My final and biggest project of the day was making mushroom soup. After the leek and fennel debacle, I was determined not to mess this up! First I had to roast garlic. You do this by putting garlic in a saucepan and then adding olive oil. Just pop that in the oven until golden brown. While I waited on the garlic to roast, I broke down 5 quarts of mushrooms and then 4 large Vidalia onions. When I went to check on the garlic, it was burnt. So frustrating! I had to repeat the process. Finally the garlic was ready, considering I watched it throughout the entire cooking time. I used the oil that roasted the garlic to coat the bottom of the pot. Then I added the onions and mushrooms until the mushrooms were tender. Next I deglazed the bottom of the pot with white wine (typically the recipe calls for sherry, but we were out). After a nice stir, I added a thyme bouquet, blanched almonds, parsley, and vegetable stock. Then I reconstituted some dried porcini mushrooms and added them plus half their cooking liquid to the pot. When the soup came to a simmer, I removed the thyme bouquet and began to puree it in a blender. Then I had to strain it and pass it, then season it. Pushing the soup through the sieve was very time consuming, but it makes the texture silky smooth and delicious for a warm soup on a cold fall day.
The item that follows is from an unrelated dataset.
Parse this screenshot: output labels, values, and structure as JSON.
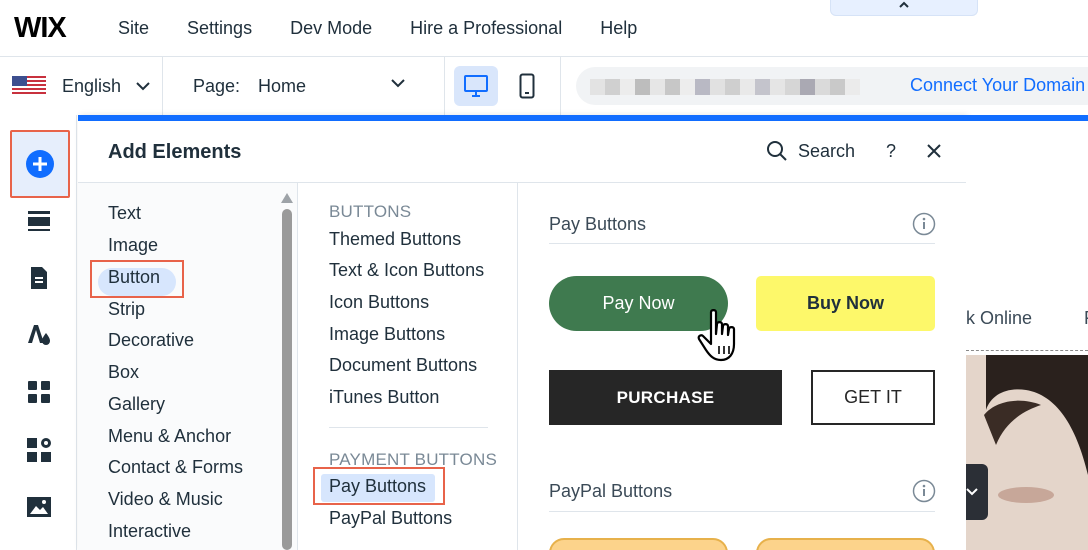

Although I had to repeat a few steps today because of my mistakes, I learned some very important lessons. It is essential that you keep an eye on everything you have going on in the kitchen. We have to multi-task in this business, and often times you get distracted on new projects and forget about other things you have started. It is important to stir things constantly and be aware of everything needing to get done. I consider myself a good multi-tasker in general, but in the kitchen I need to be thinking about all the projects I’m responsible for and working on all the time.

Wednesday, November 3, 2010

Slice and Dice

Although it may not be the most exciting job, peeling and chopping vegetables is a key part in preparing food. Someone must be responsible for breaking down the fresh veggies that enhance the flavor in so many dishes.

Today I began by using the deli slicer to prepare the salami for the salami sandwich that is served with fig jam and cheese. The machine may make slicing meats convenient, but it sure does take a lot of muscle! You have to put pressure on the meat so that it shaves uniform pieces. The secret is to slice the meat while it is colder. I also sliced a piece of veal that was used for one of the daily salads. The veal was harder to slice because it is not as firm as the salami. Whenever working with the slicer, you must be very careful because it is an accident prone machine!

Next I helped prepare a soup with sausage, ham, celery, potatoes, carrots, beans, and onions. The vegetables required lots of attention! I had to peel carrots and potatoes and then cut them into ½ inch cubes. This is not as easy as it seems. It is important to make sure the vegetables are all the same size so that they cook at the same rate. Making cubes from round vegetables is also a difficult task, you need to cut off one side and then cut strips so that you can slice the cubes from the strips. The soup was still on the stovetop when I left work, but it sure was smelling delicious! I’m sure it tasted even better!

So much peeling took place in the kitchen today, which was rather difficult until I found the good peeler. At first I was using a dinky plastic one that didn’t have much leverage. I had to peel the sweet potatoes and cube them up to make sweet mash for the vegetable plate. Then I had to peel carrots and shred them to make Happy Carrot Slaw that is on the Power lunch. After that I had to peel beets and shred them for the sweet potato salad. Luckily with the carrots and beets I used the Robot Coup, but then when I worked on the squash fritters, I had to shred them by hand on a box grater. That would be 20 squash that needed to be grated, by hand. Quite the task! I had to sauté the squash after I grated it to sweat moisture out so that they could be made into yummy fritters. These are also used on the vegetable plate.

While slicing and dicing up vergetables may be mundane work, it enhances my cutting skills. I am getting more efficient with knives, and more accurate when cutting up vegetables. Who knows maybe one day my knife skills will be better than Hong from Top Chef.